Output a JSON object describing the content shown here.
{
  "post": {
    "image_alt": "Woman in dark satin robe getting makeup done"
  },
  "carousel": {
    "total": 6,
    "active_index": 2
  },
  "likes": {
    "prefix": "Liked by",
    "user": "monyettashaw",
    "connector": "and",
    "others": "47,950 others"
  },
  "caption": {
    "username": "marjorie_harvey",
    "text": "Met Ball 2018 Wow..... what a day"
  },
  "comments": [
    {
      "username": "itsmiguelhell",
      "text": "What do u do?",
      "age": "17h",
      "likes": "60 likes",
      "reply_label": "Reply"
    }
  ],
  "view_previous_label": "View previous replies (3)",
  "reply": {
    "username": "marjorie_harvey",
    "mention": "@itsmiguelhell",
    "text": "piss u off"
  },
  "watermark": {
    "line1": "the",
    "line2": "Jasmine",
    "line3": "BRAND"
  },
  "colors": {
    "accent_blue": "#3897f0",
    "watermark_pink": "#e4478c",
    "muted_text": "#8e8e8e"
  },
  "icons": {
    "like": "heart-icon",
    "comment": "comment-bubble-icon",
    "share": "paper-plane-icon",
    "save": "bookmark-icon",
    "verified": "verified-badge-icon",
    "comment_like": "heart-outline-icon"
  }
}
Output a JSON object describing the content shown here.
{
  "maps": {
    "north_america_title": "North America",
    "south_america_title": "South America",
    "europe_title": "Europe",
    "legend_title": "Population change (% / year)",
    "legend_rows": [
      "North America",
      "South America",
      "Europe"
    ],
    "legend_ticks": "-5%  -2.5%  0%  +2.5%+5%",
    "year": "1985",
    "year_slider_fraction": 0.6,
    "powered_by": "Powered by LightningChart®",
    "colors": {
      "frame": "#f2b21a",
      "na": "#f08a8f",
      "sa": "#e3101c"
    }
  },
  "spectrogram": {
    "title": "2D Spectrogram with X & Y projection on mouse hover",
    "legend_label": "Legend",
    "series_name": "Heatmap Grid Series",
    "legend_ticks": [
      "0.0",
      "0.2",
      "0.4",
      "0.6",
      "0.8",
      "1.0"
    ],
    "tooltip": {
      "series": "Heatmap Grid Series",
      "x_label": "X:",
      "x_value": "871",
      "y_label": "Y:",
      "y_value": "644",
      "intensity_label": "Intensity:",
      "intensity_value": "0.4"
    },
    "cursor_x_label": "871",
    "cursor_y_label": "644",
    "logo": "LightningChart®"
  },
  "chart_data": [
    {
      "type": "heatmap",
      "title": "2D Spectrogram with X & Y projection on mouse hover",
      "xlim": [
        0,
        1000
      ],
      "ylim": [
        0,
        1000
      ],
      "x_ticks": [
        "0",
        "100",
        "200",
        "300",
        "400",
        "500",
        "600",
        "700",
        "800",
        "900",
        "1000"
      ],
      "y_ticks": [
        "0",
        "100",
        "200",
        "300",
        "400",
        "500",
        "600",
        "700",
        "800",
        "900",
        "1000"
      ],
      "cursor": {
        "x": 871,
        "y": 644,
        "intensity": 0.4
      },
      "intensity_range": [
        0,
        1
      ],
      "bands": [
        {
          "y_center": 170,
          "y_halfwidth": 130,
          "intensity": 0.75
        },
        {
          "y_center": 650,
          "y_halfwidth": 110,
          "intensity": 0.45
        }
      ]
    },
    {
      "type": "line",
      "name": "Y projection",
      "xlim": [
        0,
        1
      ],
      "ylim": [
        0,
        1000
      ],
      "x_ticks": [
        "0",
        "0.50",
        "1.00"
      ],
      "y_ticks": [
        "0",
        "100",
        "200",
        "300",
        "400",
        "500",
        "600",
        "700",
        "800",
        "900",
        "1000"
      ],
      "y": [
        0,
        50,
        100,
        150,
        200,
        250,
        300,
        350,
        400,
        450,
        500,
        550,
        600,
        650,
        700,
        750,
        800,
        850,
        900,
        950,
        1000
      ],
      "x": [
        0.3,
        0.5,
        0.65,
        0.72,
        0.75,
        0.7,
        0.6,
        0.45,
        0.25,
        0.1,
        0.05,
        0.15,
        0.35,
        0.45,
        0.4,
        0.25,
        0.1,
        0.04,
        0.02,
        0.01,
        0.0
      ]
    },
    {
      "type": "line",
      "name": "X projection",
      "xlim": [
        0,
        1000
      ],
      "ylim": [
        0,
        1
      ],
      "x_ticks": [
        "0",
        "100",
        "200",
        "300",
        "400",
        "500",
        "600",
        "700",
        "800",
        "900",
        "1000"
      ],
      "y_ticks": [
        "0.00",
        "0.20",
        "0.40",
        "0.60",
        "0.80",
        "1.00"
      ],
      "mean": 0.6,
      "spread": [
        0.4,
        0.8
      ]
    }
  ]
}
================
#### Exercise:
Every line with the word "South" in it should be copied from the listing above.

#### Result:
    "south_america_title": "South America",
      "South America",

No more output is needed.